"I'm taking more risk than everyone else," Miller told The Associated Press. "That's partly why I'm able to get medals. It looks easy when you make it. When you crash like today, it's like, 'Oh, huh?'"
Miller still has one race left, the slalom, and until Saturday to rest up for it.
The second half of the slalom was scheduled for later in the day, with American Ted Ligety in eighth place but only 0.6 seconds from the top.
In the first medal decided Tuesday, Russia won the women's biathlon relay by such a wide margin that the final skier slowed to give high-fives to fans and to blow kisses.
Five other events were being decided Tuesday, including the men's 10,000 meters in speedskating, Nordic combined relay, women's skicross, women's biathlon relay.
But there was plenty more intrigue on the Olympic calendar, like Roberto Luongo in goal for Canada's hockey team as it tries to bounce back against Germany, and the start of the women's bobsled and women's figure skating.
Reigning world champion Kim Yu-na is a big favorite to win the figuring skating over a field that includes former world champions Mao Asada and Miki Ando, and Canadian star Joannie Rochette, whose mother died on Sunday shortly after arriving in Vancouver.
Americans went into the day with 25 medals, the next one marking the most at a Winter Olympics not held in the United States. (The women's hockey team already has clinched silver, but it doesn't go on the list until they play the gold-medal game Thursday.)
Germany has tied the United States for the most gold medals, with seven, and is closing in overall. The Germans got bronze in the biathlon relay, upping their total to 22.
Reigning world champion Carlo Janka of Switzerland led after the first run, with Romed Baumann of Austria and Norway's Aksel Lund Svindal in third.
"It seems like it's going to be another tight race," said Svindal, who already has a gold and silver at this Olympics.

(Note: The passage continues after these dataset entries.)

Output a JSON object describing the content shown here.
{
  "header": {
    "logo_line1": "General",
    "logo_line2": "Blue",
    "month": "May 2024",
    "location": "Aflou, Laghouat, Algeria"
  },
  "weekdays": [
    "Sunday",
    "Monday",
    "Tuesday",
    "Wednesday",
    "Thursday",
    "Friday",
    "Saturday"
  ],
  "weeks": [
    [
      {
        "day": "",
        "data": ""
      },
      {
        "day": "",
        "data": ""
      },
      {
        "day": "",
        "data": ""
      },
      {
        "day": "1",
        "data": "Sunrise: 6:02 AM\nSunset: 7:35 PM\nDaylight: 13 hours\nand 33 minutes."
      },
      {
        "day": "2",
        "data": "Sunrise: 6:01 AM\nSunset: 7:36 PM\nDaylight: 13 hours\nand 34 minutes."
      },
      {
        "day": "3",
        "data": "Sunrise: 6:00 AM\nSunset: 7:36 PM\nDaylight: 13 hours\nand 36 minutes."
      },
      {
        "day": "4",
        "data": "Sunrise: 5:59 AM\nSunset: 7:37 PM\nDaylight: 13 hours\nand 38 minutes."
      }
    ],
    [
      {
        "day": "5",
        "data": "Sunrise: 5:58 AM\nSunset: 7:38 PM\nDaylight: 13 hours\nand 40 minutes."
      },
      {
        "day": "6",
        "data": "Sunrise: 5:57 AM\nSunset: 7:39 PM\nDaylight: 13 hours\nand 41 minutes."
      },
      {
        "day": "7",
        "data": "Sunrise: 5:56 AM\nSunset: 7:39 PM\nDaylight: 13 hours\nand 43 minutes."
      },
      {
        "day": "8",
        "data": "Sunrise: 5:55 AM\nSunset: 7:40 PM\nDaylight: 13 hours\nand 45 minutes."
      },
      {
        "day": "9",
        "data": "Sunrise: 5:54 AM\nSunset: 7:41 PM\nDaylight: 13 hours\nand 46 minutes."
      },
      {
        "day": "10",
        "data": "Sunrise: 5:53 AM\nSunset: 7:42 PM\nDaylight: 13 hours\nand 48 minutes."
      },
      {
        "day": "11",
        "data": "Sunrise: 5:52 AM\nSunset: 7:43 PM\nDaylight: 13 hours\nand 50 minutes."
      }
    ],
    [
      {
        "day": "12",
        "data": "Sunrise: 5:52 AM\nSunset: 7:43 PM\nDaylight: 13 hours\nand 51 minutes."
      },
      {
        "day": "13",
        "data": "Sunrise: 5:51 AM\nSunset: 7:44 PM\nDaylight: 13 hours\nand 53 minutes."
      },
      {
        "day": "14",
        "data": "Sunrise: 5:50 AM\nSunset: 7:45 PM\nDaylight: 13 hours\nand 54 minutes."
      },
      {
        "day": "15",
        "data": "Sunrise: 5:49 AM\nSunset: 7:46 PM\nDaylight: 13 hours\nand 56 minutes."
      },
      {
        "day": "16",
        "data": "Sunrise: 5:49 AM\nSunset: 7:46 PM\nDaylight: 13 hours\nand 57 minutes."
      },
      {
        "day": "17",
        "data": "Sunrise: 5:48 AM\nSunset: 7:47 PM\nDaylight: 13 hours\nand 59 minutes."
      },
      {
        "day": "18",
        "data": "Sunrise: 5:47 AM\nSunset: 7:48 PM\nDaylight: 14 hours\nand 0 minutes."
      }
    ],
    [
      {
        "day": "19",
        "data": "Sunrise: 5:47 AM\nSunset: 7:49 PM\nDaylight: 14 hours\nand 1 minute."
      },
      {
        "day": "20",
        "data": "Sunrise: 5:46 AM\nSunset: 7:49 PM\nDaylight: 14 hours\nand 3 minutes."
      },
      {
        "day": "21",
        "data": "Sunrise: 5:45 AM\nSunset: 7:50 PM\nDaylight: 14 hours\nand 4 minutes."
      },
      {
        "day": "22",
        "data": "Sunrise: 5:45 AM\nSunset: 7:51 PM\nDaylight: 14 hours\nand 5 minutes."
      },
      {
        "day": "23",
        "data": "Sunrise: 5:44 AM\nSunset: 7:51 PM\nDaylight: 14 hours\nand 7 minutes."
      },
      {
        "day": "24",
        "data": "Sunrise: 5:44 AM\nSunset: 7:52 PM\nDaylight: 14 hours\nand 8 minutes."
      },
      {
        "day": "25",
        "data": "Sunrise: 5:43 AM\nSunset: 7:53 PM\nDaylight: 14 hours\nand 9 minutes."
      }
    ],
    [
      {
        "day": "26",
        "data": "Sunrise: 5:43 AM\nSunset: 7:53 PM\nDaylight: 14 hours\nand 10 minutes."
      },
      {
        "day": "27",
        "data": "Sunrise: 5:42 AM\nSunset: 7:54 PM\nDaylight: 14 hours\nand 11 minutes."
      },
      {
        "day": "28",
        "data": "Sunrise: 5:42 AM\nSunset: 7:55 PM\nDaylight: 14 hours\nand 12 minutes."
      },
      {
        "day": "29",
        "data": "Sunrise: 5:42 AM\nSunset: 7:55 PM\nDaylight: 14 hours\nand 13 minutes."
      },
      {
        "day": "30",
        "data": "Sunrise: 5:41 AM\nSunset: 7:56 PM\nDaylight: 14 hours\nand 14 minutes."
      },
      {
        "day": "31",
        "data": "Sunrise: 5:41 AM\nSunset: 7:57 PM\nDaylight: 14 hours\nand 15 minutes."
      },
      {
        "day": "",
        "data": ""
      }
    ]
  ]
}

Ligety said the gap is "not enough for those guys to feel comfortable about it."
"I'm happy with where I am," he said. "To only be six-tenths out with some mistakes in the flats is OK."
Italian Enrico Fabris, who won two gold and a bronze on home ice four years ago, bailed out of the 10,000 meters an hour before the race, citing nausea.
He hasn't been much of a contender in Vancouver, finishing seventh in the 5,000 and 10th in the 1,500, where he was the defending champion. He's also the defending champ in the team pursuit, which is Friday.
Johnny Spillane became the first American to win a medal in this event earlier in these games. Now he's in position for another that he can share with his friends.
The team of Spillane, Todd Lodwick, Billy Demong and Brett Camerota were in second place after the ski-jumping portion of the team event, with a 4x5km relay to come in the afternoon.
Finland is ahead and Austria just behind the Americans.
The knockout round of the tournament begins with an interesting slate of games:
—Canada trying to bounce back from a shootout win and the loss to the United States. A victory sets up a game against Russia, which means an Olympic showdown between Sidney Crosby and Alex Ovechkin.
—Who will play the United States next? The winner of the game between Belarus and Switzerland, which nearly knocked off Canada in the preliminary round.
—Slovakia facing Norway for the right to play reigning Olympic champion Sweden.
—The Czech Republic taking on Latvia, with the winner to face 2006 silver medalist Finland.
A day after the U.S. men were eliminated, the women were, too, following a loss to China.
The American women are 2-6, worst in the field, going into its final match of the opening round, against Switzerland on Tuesday night.